The defining of a nation is the essential task of politics, and Glover’s definition has now been made clear. America is a place where black people are chased and gunned down, and it is a place where black people dance and sing to distract — themselves, maybe, but also the country at large — from that carnage. America is a room in which violence and celebration happen together, and the question of which one draws the eye is one of framing, and of what the viewer wants to see.

Stranger Things x Childish Gambino

posted by Jason Kottke   Oct 26, 2016

Soundcloud user kmlkmljkl took the Stranger Things opening title song and mixed it with Childish Gambino’s Bonfire. [fire emoji] [fire emoji] [fire emoji]

(Will they have Lando sing in the upcoming young Han Solo movie? That would be a brave move.)

The mystery of the Wu-Tang name generator

posted by Tim Carmody   Jul 29, 2014

Hi, everybody! Tim Carmody here, guest-hosting for Jason this week.

You probably know that Donald Glover (actor on Community, writer on 30 Rock) also has a rap career under the stage name Childish Gambino. You may not know that the name “Childish Gambino” comes from a Wu-Tang Name Generator.

That’s half of the reason I’m here - I’m dead serious. Like I met RZA and he was like, “you’re a cool dude, man - and your name is perfect for you! It’s like that computer had a brain!” But yeah, I put my name in a Wu-Tang name generator and it spit out Childish Gambino, and for some reason I just thought that fit.

Now here’s where things get a little weird. There are multiple, competing Wu-Tang name generators. (Of course there are.) Most of them seem to work the same way — they run a script matching your name’s characters with a decent-sized database of Wu-sounding words, kind of like a hash. But little differences in the scripts or in the database give you different results.

For instance, at recordstore.com, the “Original Wu Name Generator” (tagline “WE CAN WU YOU!”) spits back “Erratic Assassin” (for “Timothy Carmody”), while “Tim Carmody” yields “Well-Liked Assman.” These names are both awesome.

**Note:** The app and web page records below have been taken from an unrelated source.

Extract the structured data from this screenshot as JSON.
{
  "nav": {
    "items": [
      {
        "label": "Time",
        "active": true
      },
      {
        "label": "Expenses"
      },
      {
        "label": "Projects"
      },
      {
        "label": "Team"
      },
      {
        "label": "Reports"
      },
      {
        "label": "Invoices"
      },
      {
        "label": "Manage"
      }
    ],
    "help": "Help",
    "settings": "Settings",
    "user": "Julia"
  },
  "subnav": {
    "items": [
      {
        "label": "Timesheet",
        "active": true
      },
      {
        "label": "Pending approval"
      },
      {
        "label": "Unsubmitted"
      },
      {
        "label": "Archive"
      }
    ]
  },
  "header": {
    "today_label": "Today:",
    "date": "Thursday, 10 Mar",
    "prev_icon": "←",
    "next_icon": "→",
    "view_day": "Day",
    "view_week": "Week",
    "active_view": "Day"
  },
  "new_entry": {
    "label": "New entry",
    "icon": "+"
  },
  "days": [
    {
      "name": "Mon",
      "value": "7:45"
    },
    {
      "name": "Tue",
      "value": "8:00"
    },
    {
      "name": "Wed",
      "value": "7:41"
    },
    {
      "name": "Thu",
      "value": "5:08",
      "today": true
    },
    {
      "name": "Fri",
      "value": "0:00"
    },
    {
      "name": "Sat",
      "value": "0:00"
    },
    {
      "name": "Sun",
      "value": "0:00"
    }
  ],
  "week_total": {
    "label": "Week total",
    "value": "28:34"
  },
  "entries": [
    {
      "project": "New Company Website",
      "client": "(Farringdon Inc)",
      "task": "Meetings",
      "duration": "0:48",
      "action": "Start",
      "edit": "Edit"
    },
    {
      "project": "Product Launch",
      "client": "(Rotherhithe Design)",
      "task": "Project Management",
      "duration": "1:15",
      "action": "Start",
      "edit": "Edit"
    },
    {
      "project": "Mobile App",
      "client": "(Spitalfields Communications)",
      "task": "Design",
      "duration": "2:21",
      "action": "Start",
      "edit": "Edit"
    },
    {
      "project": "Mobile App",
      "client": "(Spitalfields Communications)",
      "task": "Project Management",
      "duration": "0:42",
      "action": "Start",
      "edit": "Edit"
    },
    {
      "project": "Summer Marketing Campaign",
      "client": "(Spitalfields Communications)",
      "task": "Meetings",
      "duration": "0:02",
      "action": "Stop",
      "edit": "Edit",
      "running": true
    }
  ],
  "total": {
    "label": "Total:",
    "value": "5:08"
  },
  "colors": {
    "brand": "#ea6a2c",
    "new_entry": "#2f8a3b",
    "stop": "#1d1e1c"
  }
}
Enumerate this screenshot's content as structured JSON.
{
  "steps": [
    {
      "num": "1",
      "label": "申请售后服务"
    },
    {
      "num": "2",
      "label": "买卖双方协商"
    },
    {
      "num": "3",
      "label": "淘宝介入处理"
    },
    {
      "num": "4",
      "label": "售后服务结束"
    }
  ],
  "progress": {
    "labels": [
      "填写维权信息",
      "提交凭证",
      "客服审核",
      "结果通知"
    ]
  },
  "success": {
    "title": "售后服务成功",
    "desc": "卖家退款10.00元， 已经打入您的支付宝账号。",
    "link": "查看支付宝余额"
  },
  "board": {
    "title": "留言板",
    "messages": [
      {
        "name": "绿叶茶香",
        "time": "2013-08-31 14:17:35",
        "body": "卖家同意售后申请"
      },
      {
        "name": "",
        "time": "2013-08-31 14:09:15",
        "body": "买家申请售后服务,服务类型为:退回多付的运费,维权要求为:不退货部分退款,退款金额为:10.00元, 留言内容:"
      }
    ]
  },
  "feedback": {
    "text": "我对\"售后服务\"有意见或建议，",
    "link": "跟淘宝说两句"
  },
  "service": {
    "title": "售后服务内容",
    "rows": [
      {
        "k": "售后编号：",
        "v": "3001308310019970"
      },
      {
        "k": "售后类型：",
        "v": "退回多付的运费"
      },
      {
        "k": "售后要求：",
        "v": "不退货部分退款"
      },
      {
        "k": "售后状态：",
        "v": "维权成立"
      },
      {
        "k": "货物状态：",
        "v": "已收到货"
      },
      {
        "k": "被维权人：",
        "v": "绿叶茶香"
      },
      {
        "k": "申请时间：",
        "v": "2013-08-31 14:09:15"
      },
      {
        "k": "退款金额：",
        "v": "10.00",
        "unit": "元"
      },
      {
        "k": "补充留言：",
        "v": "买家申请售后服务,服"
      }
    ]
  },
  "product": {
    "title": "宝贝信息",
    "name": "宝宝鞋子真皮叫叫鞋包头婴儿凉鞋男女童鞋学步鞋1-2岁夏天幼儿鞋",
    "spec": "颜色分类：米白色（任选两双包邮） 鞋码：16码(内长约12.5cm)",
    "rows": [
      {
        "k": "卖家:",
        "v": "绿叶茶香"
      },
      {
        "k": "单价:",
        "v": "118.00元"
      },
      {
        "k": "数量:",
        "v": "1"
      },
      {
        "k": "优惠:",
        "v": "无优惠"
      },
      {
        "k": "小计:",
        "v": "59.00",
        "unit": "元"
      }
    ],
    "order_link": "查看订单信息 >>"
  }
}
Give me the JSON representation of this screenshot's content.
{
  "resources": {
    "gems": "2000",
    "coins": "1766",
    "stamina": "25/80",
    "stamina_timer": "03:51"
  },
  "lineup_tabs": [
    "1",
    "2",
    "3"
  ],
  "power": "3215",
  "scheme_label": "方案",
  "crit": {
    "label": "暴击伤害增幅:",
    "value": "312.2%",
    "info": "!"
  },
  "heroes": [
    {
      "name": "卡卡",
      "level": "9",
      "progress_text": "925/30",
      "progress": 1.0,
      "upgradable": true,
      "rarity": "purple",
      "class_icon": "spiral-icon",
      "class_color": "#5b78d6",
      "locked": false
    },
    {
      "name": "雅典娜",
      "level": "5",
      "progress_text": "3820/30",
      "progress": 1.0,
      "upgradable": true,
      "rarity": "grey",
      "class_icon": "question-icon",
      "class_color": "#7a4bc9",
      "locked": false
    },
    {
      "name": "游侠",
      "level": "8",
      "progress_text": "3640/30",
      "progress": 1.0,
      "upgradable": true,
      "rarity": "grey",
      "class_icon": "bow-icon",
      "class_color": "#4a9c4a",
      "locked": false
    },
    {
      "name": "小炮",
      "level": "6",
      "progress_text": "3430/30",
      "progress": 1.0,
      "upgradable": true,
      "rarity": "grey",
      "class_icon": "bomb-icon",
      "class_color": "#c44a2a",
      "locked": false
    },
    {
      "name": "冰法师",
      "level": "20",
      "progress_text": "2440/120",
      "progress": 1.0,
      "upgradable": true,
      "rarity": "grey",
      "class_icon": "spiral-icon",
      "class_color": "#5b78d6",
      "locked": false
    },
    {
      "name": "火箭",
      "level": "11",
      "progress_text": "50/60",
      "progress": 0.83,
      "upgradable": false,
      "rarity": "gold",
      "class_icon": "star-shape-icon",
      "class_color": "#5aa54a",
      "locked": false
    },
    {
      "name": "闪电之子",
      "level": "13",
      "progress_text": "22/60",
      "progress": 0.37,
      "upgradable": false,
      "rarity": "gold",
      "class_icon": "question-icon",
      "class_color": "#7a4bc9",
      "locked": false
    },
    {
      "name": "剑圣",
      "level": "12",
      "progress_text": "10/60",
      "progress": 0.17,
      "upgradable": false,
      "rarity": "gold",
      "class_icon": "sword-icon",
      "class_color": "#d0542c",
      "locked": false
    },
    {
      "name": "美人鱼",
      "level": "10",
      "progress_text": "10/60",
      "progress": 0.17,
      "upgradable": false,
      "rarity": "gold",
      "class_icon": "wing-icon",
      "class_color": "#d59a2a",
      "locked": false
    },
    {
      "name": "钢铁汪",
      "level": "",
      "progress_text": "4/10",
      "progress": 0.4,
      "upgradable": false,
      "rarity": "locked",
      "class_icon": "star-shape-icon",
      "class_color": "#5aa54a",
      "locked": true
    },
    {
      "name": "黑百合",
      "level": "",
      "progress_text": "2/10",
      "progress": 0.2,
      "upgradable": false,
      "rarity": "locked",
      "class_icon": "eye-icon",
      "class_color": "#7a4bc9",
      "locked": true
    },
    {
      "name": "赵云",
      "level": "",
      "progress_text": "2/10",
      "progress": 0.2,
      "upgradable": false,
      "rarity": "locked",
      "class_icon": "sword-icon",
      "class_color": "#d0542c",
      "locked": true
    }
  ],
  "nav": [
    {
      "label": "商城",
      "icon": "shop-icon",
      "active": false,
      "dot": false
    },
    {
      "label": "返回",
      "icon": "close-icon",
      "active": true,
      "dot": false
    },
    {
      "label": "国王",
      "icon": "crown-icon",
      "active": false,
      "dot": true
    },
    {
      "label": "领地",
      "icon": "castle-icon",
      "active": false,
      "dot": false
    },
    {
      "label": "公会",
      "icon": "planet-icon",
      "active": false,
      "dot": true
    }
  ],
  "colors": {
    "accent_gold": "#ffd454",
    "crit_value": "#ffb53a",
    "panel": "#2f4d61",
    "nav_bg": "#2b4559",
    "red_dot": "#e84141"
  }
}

But the “Wu-Tang Name Generator” at mess.be (“Become a real Wu warrior, entah ur full name ‘n smack da ol’ dirty button”), which proprietor Pieter Dom says was made in 2002, is totally different. There, “Timothy Carmody” and “Tim Carmody” return “Shriekin’ Wizard” and “Gentlemen Overlord,” respectively. Now, while these definitely sound like Wu names, they are definitely The W to the other site’s Enter the 36 Chambers.

Here’s the weird part: both of these Wu-Tang name generators return the same name for “Donald Glover.” It is, of course, “Childish Gambino.”

Is it just a quirk that whatever difference crept in affects most names, but not Donald Glover’s? Did one of the sites hard-code that result in, to boost its credibility with people who heard the Childish Gambino story? Or is Donald Glover somehow necessarily Childish Gambino, across all possible Wu-accessible worlds, in the same way that “Clifford Smith” is always and only “Method Man,” even when he pretends to be an actor?

I don’t think we can ever know. But just as Russell Jones was Ol’ Dirty Bastard, ODB, Dirt McGirt, Big Baby Jesus, and Ason Unique as well as Osirus, I am content to be known by many names under the Wu.

(Dedicated to “Sarkastik Beggar” and “Lesbian Pimp.” Via @hoverbird.)

Update: The TLDR podcast did a follow-up to this story: The Mystery of Childish Gambino.